· Chapter 3, “Defining Gangs and Gang Members” (pp. 51–80)
Ball, R. A., & Curry, G. D. (1995). The logic of definition in criminology: Purposes and methods for defining “gangs.” Criminology, 33(2), 225–245. doi:10.1111/j.1745-9125.1995.tb01177.x
Hagan, F. E. (2006). “Organized Crime” and “organized crime”: Indeterminate problems of definition. Trends in Organized Crime, 9(4), 127–137. doi:10.1007/s12117-006-1017-4
National Gang Center. (n.d.-a). Frequently asked questions about gangs.Retrieved May 4, 2019, from https://www.nationalgangcenter.gov/About/FAQ
Pyrooz, D. C., LaFree, G., Decker, S. H., & James, P. A. (2018). Cut from the same cloth? A comparative study of domestic extremists and gang members in the United States. Justice Quarterly, 35(1), 1–32. doi:10.1080/07418825.2017.1311357
United Nations Office on Drugs and Crime. (2018a, April). Module 1: Definitions of organized crime. Retrieved from https://www.unodc.org/e4j/en/organized-crime/module-1/index.html
U.S. Department of Justice. (n.d.-c). Transnational organized crime.Retrieved May 4, 2019, from https://www.fbi.gov/investigate/organized-crime
Zubrzycki, W. (2015). Similarities and differences between organized crime and terrorism. Internal Security, 7(2), 53–70. doi:10.5604/20805268.1212112
Discussion: Street Gangs, Organized Crime Groups, and Terrorist Groups
In every book or article you read, you may find different definitions of street gangs, organized crime groups, and terrorist groups. This is because there is no such thing as a prototypical gang, organized crime group, or terrorist group. On one hand, there are similarities in themes within and across these groups, such as the participation in illegal activities and the use of widespread violence. On the other hand, there are also important distinctions among these groups in terms of their structures, tactics, memberships, and cultures.

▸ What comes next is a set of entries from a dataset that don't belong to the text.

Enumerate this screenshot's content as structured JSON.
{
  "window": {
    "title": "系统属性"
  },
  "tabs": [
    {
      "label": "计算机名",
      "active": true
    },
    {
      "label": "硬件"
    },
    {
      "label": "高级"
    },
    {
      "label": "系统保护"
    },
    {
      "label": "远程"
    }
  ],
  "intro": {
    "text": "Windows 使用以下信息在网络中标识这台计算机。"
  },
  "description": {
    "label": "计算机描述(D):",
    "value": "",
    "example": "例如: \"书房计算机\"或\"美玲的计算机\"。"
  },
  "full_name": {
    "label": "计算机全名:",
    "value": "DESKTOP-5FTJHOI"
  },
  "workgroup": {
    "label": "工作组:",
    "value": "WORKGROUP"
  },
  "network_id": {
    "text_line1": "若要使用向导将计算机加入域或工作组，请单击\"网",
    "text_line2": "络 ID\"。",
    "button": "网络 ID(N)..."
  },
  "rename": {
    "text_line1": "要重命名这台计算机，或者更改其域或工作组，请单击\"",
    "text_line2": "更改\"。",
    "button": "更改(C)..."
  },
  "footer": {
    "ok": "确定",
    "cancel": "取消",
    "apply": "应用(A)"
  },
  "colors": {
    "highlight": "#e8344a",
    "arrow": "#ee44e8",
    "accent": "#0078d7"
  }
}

In this Discussion, you examine the distinctions among street gangs, organized crime groups, and terrorist groups and consider why it is so difficult to define and distinguish these groups.
By Day 3
Post a response that addresses the following:
· What are the differences between and among street gangs, organized crime groups, and terrorist groups? Be sure to use specific examples to support your response.
· Explain why it may be difficult to define and distinguish between street gangs, organized crime groups, and terrorist groups.